[Records shown]
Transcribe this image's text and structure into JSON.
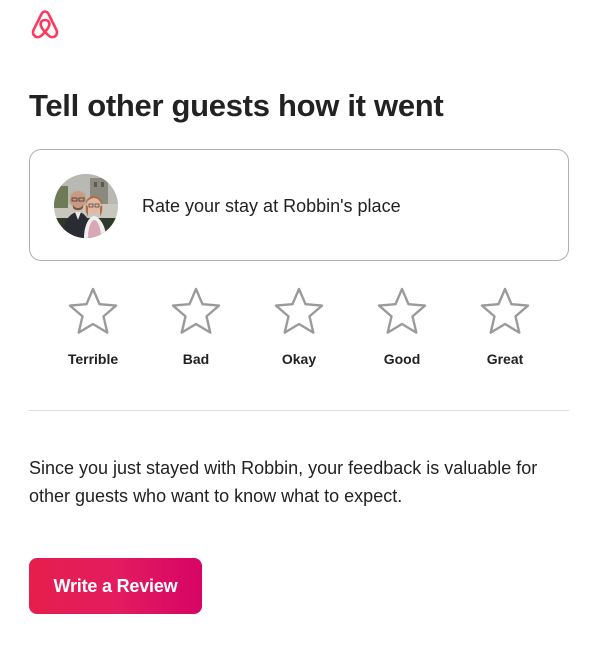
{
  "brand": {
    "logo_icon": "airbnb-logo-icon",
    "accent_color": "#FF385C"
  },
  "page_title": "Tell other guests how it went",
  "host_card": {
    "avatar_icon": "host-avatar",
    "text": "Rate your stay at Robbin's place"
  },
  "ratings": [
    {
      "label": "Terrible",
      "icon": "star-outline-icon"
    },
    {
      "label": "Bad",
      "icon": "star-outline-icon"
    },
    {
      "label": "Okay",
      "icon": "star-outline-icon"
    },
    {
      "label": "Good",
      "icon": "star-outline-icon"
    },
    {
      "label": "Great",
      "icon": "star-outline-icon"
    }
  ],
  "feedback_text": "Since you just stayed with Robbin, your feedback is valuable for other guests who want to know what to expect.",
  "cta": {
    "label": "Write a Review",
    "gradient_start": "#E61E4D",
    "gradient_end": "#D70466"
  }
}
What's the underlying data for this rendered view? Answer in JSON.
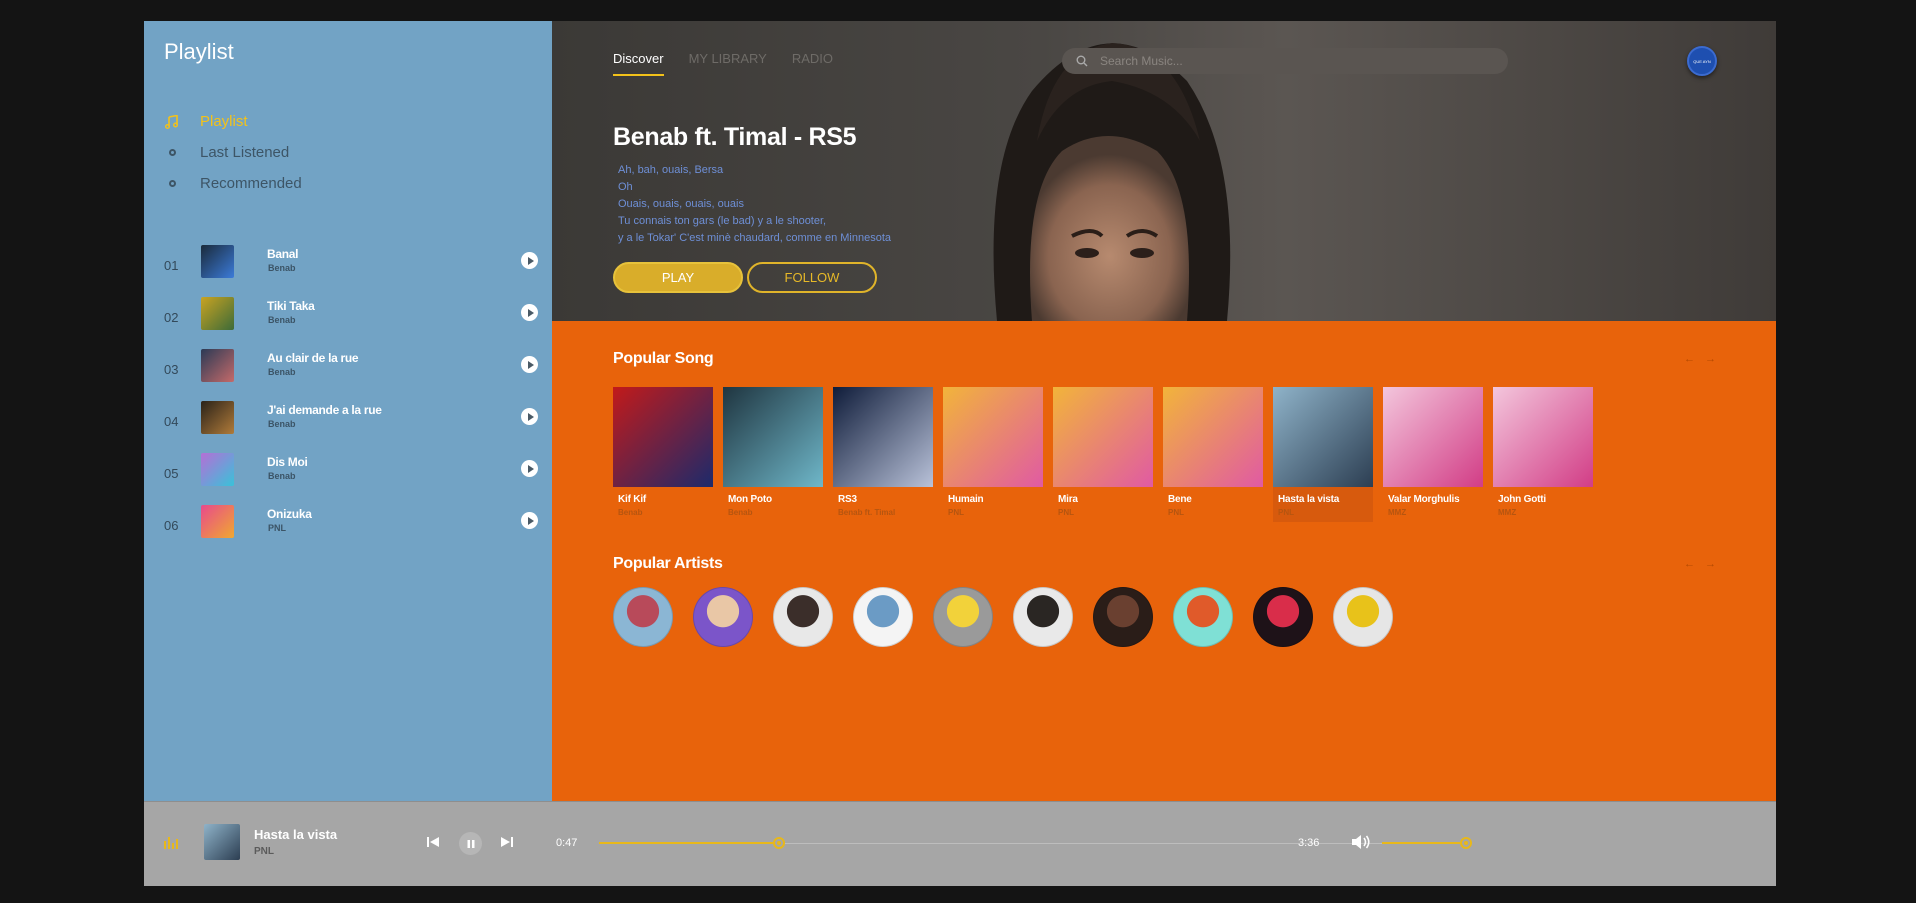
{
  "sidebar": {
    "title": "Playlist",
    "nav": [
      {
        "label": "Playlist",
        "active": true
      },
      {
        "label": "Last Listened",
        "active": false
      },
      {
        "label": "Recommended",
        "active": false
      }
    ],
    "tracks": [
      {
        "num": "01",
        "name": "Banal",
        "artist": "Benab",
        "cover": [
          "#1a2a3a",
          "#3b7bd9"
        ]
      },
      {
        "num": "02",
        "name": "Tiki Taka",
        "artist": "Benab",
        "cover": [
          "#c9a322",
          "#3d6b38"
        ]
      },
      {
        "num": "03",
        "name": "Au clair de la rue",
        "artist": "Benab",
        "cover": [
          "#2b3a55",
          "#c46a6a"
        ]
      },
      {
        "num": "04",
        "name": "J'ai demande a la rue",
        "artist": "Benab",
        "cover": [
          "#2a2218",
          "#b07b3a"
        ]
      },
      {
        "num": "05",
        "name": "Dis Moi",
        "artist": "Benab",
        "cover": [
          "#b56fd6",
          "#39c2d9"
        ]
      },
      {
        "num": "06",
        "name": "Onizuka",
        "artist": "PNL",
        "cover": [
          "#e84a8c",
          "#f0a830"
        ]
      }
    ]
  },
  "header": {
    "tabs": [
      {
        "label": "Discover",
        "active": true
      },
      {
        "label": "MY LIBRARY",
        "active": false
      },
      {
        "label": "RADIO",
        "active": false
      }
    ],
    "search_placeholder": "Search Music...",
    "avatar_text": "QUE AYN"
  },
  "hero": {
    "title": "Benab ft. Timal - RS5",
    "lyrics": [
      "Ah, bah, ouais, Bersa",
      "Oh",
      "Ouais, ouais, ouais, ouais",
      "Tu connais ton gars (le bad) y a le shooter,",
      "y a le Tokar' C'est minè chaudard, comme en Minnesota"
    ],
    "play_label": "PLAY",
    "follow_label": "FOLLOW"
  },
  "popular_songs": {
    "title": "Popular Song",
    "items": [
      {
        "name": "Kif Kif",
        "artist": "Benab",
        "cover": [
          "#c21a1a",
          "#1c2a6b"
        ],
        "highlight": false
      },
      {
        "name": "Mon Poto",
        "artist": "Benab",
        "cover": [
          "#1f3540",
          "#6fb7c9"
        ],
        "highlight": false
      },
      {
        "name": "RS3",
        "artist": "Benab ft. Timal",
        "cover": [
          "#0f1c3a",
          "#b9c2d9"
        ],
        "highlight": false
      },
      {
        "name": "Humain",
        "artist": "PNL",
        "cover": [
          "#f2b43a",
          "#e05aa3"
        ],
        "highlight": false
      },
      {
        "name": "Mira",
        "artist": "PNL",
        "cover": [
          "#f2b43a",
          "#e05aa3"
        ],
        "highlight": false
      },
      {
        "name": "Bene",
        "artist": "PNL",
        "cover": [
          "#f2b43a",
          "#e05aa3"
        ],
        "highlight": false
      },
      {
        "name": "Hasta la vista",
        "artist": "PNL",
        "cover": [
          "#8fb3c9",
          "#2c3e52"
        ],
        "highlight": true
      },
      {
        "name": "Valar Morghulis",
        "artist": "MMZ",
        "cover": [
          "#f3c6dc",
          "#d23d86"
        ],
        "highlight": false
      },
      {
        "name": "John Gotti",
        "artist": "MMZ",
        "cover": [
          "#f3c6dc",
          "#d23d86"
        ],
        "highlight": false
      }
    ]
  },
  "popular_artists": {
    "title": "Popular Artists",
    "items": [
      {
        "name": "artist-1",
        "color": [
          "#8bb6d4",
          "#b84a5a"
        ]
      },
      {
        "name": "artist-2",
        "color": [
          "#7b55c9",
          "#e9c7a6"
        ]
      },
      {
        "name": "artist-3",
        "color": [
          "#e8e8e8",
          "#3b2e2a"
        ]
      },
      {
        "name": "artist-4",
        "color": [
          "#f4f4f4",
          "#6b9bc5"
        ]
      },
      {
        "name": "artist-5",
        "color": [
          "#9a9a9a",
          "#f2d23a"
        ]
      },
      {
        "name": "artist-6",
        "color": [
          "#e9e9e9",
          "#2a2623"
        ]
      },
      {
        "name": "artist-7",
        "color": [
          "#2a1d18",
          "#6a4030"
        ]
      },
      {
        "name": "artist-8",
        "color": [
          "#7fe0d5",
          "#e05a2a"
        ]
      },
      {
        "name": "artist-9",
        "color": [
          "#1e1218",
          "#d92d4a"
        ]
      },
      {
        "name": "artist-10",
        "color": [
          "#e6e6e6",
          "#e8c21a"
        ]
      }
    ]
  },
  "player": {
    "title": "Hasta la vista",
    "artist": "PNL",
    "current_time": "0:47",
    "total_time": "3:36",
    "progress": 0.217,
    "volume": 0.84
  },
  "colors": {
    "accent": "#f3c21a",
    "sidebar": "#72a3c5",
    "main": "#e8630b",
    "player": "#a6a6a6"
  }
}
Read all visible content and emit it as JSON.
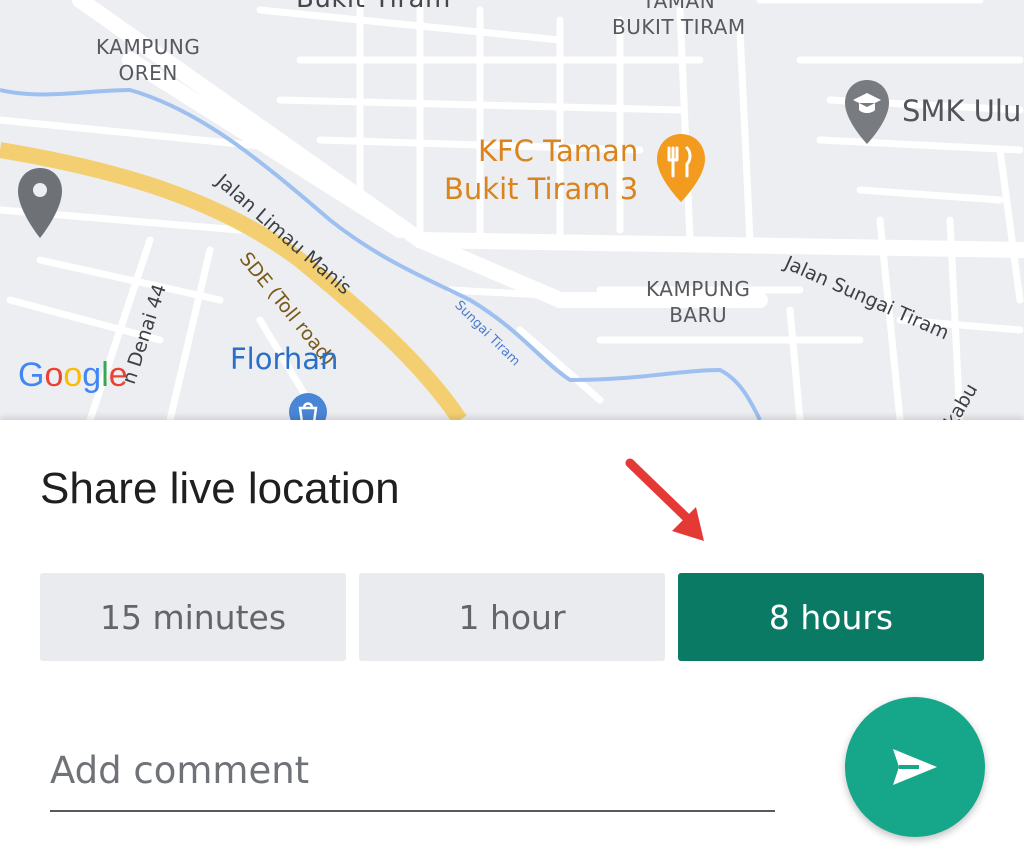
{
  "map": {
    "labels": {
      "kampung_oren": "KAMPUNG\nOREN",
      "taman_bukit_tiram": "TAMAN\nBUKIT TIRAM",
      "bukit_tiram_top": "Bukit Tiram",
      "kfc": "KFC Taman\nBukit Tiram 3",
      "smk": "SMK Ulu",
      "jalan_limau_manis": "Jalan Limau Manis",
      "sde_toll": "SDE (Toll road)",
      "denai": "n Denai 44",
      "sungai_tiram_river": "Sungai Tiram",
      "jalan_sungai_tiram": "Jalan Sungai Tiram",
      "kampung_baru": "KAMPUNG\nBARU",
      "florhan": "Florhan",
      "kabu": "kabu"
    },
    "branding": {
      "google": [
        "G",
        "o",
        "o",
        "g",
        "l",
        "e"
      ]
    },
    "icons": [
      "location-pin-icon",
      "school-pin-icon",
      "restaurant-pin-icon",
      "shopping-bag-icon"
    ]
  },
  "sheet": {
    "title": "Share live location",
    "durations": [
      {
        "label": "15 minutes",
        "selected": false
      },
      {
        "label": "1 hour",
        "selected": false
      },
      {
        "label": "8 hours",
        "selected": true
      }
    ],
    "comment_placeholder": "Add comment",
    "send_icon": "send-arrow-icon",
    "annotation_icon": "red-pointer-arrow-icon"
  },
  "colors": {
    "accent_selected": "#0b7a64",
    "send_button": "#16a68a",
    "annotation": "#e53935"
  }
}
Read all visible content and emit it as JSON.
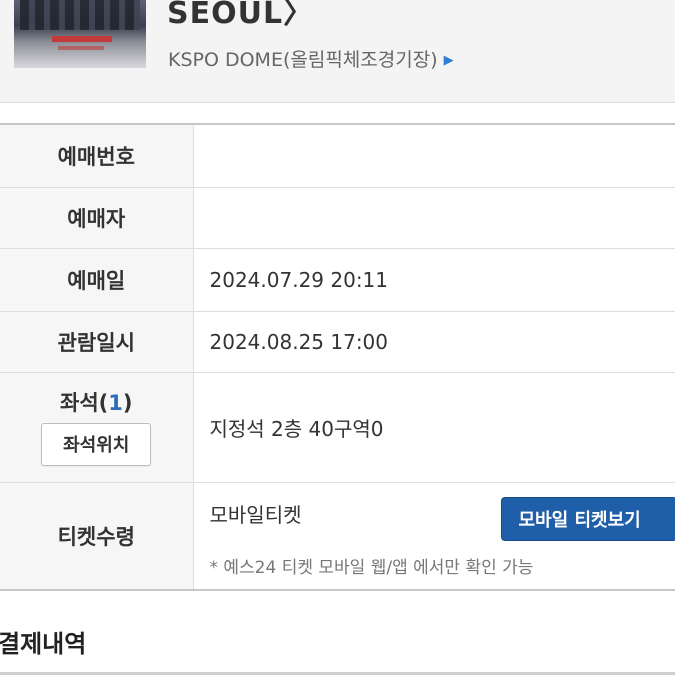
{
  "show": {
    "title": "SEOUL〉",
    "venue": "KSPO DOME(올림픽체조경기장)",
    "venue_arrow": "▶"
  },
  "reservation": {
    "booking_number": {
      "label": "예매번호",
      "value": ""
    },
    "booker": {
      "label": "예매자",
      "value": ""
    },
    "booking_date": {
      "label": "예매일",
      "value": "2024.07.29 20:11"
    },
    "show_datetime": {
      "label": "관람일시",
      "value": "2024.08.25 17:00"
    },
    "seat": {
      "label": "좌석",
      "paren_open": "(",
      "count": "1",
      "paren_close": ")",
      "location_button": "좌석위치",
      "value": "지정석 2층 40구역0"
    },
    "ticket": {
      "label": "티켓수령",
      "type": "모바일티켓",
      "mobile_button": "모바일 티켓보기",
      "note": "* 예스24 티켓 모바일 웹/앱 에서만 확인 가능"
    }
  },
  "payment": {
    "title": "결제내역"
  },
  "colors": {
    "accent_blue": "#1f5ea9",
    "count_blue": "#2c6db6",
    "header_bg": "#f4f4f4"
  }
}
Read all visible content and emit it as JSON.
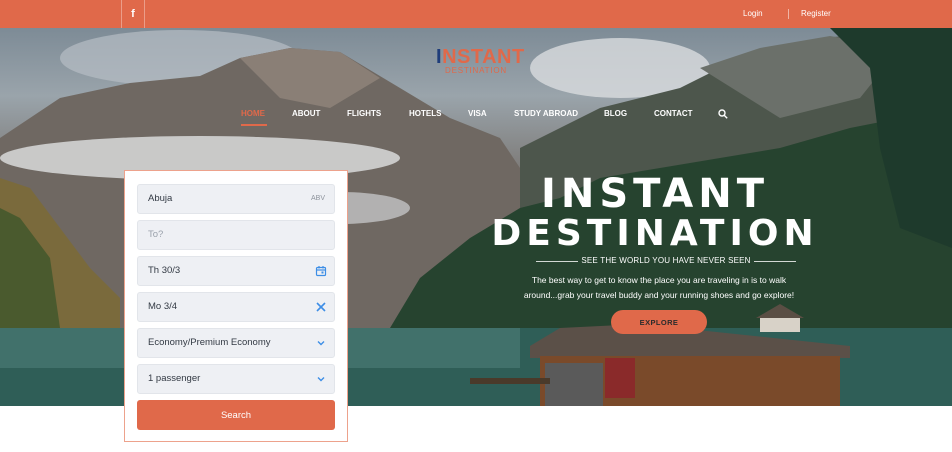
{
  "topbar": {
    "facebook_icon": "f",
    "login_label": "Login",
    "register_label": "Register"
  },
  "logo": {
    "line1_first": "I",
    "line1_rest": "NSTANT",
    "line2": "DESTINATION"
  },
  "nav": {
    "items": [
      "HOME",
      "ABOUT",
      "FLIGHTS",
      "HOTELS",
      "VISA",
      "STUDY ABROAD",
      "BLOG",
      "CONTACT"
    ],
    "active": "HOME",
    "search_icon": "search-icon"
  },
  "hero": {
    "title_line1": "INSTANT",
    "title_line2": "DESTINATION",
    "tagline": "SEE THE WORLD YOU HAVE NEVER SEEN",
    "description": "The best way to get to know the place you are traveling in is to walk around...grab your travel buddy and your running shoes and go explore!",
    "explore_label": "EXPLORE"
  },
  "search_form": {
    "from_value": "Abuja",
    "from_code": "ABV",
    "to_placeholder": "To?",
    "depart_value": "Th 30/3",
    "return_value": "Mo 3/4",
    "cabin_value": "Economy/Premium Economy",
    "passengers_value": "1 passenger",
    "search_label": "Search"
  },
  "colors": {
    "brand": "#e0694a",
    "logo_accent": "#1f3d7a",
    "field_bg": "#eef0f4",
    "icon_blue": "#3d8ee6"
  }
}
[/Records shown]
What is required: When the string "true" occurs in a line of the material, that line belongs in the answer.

Response to the task:
        "active": true
        "active": true
        "highlight": true
        "selected": true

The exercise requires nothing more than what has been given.